There are several limitations of this study. First, the number of patients studied is relatively small, with resulting wide CIs. Nevertheless, the main differences identified in this study are statistically significant, correlate with findings of previous investigations, and are clinically plausible. Second, there is insufficient power to conclude that there are truly no differences in the other variables assessed. However, this does not detract from the difference in mortality and strength of predictability identified related to duration of maximal therapy and physiologic scores. Third, duration of therapy may be a surrogate for some other more important variable not identified. Fourth, the incremental effect on mortality of each additional day of previous maximal therapy could not be assessed because of the small number of patients. Nevertheless, comparing patients in 2 groups according to their having received fewer than vs at least 5 days of previous maximal therapy allows testing of the original observation of Staikowsky et al.15
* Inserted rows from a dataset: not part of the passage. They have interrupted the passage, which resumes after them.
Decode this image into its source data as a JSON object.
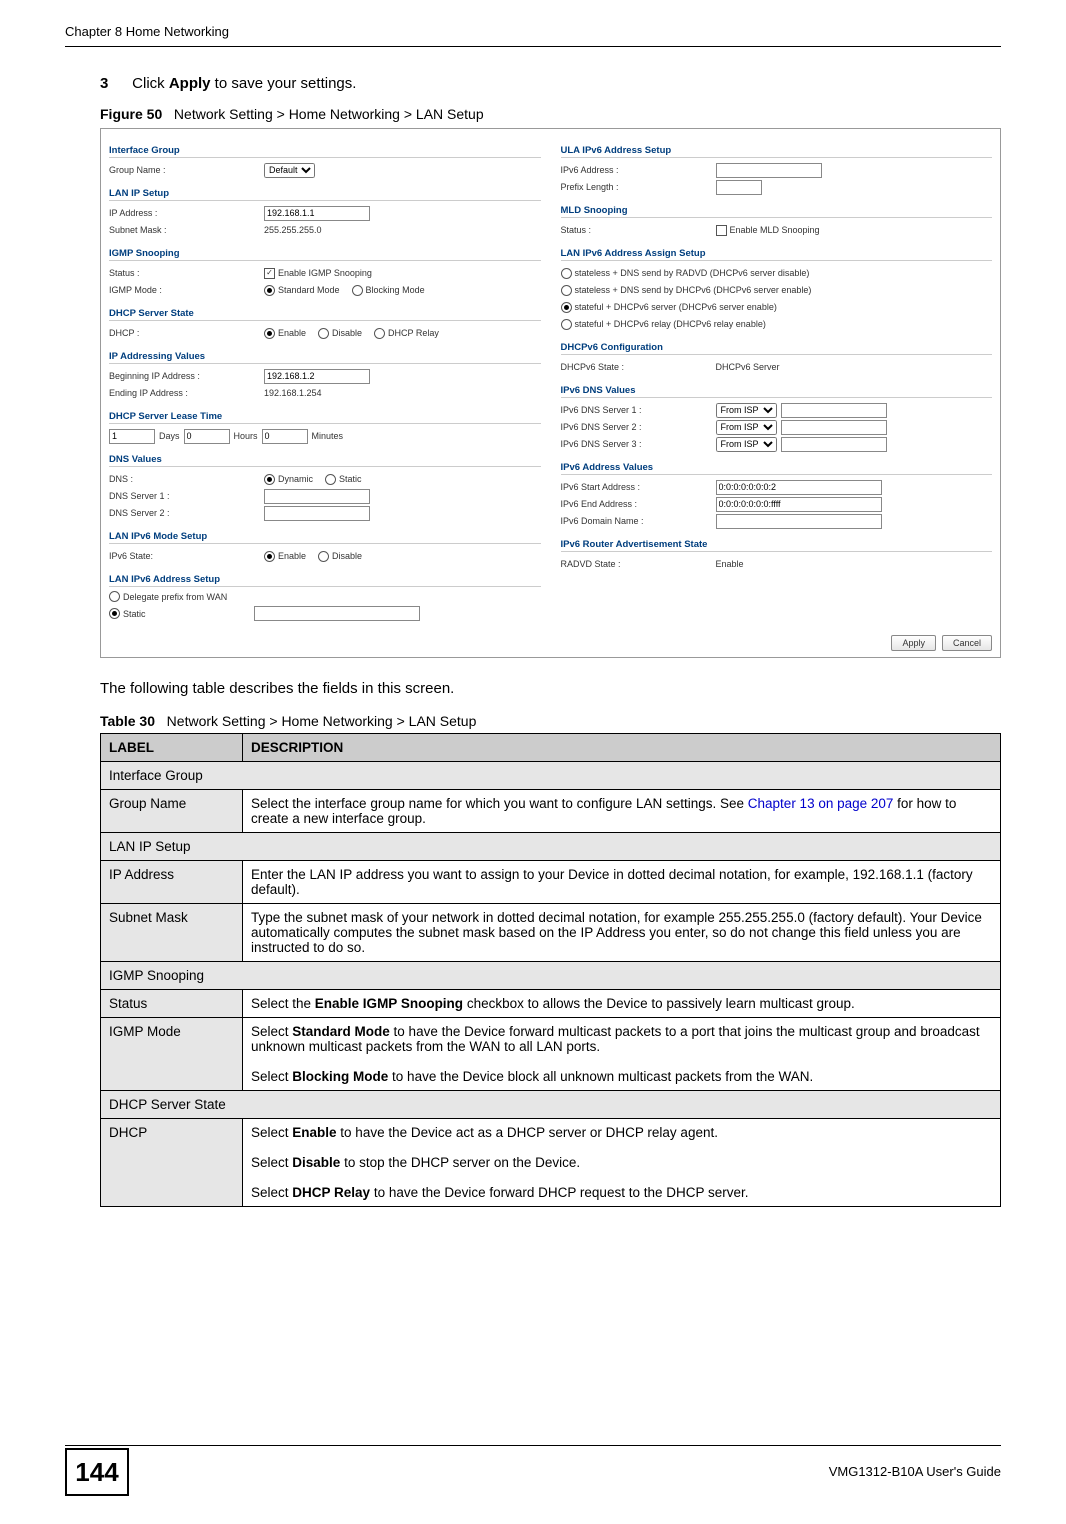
{
  "page": {
    "chapter_header": "Chapter 8 Home Networking",
    "page_number": "144",
    "guide_label": "VMG1312-B10A User's Guide"
  },
  "step": {
    "number": "3",
    "pre": "Click ",
    "bold": "Apply",
    "post": " to save your settings."
  },
  "figure": {
    "label": "Figure 50",
    "title": "Network Setting > Home Networking > LAN Setup"
  },
  "after_figure_text": "The following table describes the fields in this screen.",
  "table_caption": {
    "label": "Table 30",
    "title": "Network Setting > Home Networking > LAN Setup"
  },
  "table": {
    "headers": {
      "label": "LABEL",
      "description": "DESCRIPTION"
    },
    "rows": [
      {
        "full": "Interface Group"
      },
      {
        "label": "Group Name",
        "desc_pre": "Select the interface group name for which you want to configure LAN settings. See ",
        "link": "Chapter 13 on page 207",
        "desc_post": " for how to create a new interface group."
      },
      {
        "full": "LAN IP Setup"
      },
      {
        "label": "IP Address",
        "desc": "Enter the LAN IP address you want to assign to your Device in dotted decimal notation, for example, 192.168.1.1 (factory default)."
      },
      {
        "label": "Subnet Mask",
        "desc": "Type the subnet mask of your network in dotted decimal notation, for example 255.255.255.0 (factory default). Your Device automatically computes the subnet mask based on the IP Address you enter, so do not change this field unless you are instructed to do so."
      },
      {
        "full": "IGMP Snooping"
      },
      {
        "label": "Status",
        "desc_pre": "Select the ",
        "bold1": "Enable IGMP Snooping",
        "desc_mid": " checkbox to allows the Device to passively learn multicast group."
      },
      {
        "label": "IGMP Mode",
        "desc_pre": "Select ",
        "bold1": "Standard Mode",
        "desc_mid": " to have the Device forward multicast packets to a port that joins the multicast group and broadcast unknown multicast packets from the WAN to all LAN ports.",
        "para2_pre": "Select ",
        "para2_bold": "Blocking Mode",
        "para2_post": " to have the Device block all unknown multicast packets from the WAN."
      },
      {
        "full": "DHCP Server State"
      },
      {
        "label": "DHCP",
        "desc_pre": "Select ",
        "bold1": "Enable",
        "desc_mid": " to have the Device act as a DHCP server or DHCP relay agent.",
        "para2_pre": "Select ",
        "para2_bold": "Disable",
        "para2_post": " to stop the DHCP server on the Device.",
        "para3_pre": "Select ",
        "para3_bold": "DHCP Relay",
        "para3_post": " to have the Device forward DHCP request to the DHCP server."
      }
    ]
  },
  "screenshot": {
    "left": {
      "sect_interface": "Interface Group",
      "group_name_lbl": "Group Name :",
      "group_name_val": "Default",
      "sect_lanip": "LAN IP Setup",
      "ip_lbl": "IP Address :",
      "ip_val": "192.168.1.1",
      "subnet_lbl": "Subnet Mask :",
      "subnet_val": "255.255.255.0",
      "sect_igmp": "IGMP Snooping",
      "status_lbl": "Status :",
      "status_chk": "Enable IGMP Snooping",
      "mode_lbl": "IGMP Mode :",
      "mode_std": "Standard Mode",
      "mode_blk": "Blocking Mode",
      "sect_dhcp": "DHCP Server State",
      "dhcp_lbl": "DHCP :",
      "dhcp_en": "Enable",
      "dhcp_dis": "Disable",
      "dhcp_relay": "DHCP Relay",
      "sect_ipaddrvals": "IP Addressing Values",
      "begin_ip_lbl": "Beginning IP Address :",
      "begin_ip_val": "192.168.1.2",
      "end_ip_lbl": "Ending IP Address :",
      "end_ip_val": "192.168.1.254",
      "sect_lease": "DHCP Server Lease Time",
      "lease_days_val": "1",
      "lease_days_lbl": "Days",
      "lease_hours_val": "0",
      "lease_hours_lbl": "Hours",
      "lease_min_val": "0",
      "lease_min_lbl": "Minutes",
      "sect_dns": "DNS Values",
      "dns_lbl": "DNS :",
      "dns_dyn": "Dynamic",
      "dns_stat": "Static",
      "dns1_lbl": "DNS Server 1 :",
      "dns2_lbl": "DNS Server 2 :",
      "sect_v6mode": "LAN IPv6 Mode Setup",
      "v6state_lbl": "IPv6 State:",
      "v6_en": "Enable",
      "v6_dis": "Disable",
      "sect_v6addr": "LAN IPv6 Address Setup",
      "delegate_lbl": "Delegate prefix from WAN",
      "static_lbl": "Static"
    },
    "right": {
      "sect_ula": "ULA IPv6 Address Setup",
      "v6addr_lbl": "IPv6 Address :",
      "prefix_lbl": "Prefix Length :",
      "sect_mld": "MLD Snooping",
      "mld_status_lbl": "Status :",
      "mld_chk": "Enable MLD Snooping",
      "sect_v6assign": "LAN IPv6 Address Assign Setup",
      "assign_opt1": "stateless + DNS send by RADVD (DHCPv6 server disable)",
      "assign_opt2": "stateless + DNS send by DHCPv6 (DHCPv6 server enable)",
      "assign_opt3": "stateful + DHCPv6 server (DHCPv6 server enable)",
      "assign_opt4": "stateful + DHCPv6 relay (DHCPv6 relay enable)",
      "sect_v6conf": "DHCPv6 Configuration",
      "v6conf_lbl": "DHCPv6 State :",
      "v6conf_val": "DHCPv6 Server",
      "sect_v6dns": "IPv6 DNS Values",
      "v6dns1_lbl": "IPv6 DNS Server 1 :",
      "v6dns2_lbl": "IPv6 DNS Server 2 :",
      "v6dns3_lbl": "IPv6 DNS Server 3 :",
      "v6dns_opt": "From ISP",
      "sect_v6vals": "IPv6 Address Values",
      "v6start_lbl": "IPv6 Start Address :",
      "v6start_val": "0:0:0:0:0:0:0:2",
      "v6end_lbl": "IPv6 End Address :",
      "v6end_val": "0:0:0:0:0:0:0:ffff",
      "v6domain_lbl": "IPv6 Domain Name :",
      "sect_radvd": "IPv6 Router Advertisement State",
      "radvd_lbl": "RADVD State :",
      "radvd_val": "Enable"
    },
    "buttons": {
      "apply": "Apply",
      "cancel": "Cancel"
    }
  }
}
Finally, the short- and long-term survival of patients with respiratory failure related to PCP has changed throughout the AIDS epidemic,3 with corresponding changes in patterns of use of the ICU for such patients18,20,51,52 and differing patient selection for critical care support.3,13 Thus, attitudinal changes may have enhanced observed differences if physicians had a low threshold for withdrawal of treatment in those believed to have a poor prognosis. Although there have been few advances in therapy for ARF secondary to AIDS-related PCP since the advent of corticosteroids for adjunctive treatment, it is premature to surmise that the observations in this and other recent studies will be unchanged, especially in the modern era of antiretroviral therapy. Increasing use of corticosteroids with less severe forms of PCP may affect substantially the outcome of patients with PCP-related respiratory failure.47
In summary, in a 5-year retrospective analysis of PCP-related respiratory failure, we demonstrated that in-hospital mortality of patients with AIDS-related PCP and ARF is predicted by physiologic scores (especially the APACHE II and modified MSOF scores) and duration of previous maximal therapy with combined anti-PCP and corticosteroid treatment, and their combination enhances predictive accuracy. Furthermore, our results show that the long-term survival of patients with ARF caused by PCP is comparable to that of patients with PCP who do not develop ARF and that variables predictive of in-hospital mortality do not predict long-term survival.
Accepted for publication August 4, 1998.
Reprints: Julio S. G. Montaner, MD, British Columbia Center for Excellence in HIV/AIDS, St Paul's Hospital, 1081 Burrard St, Room 667, Vancouver, British Columbia, Canada V6Z 1Y6.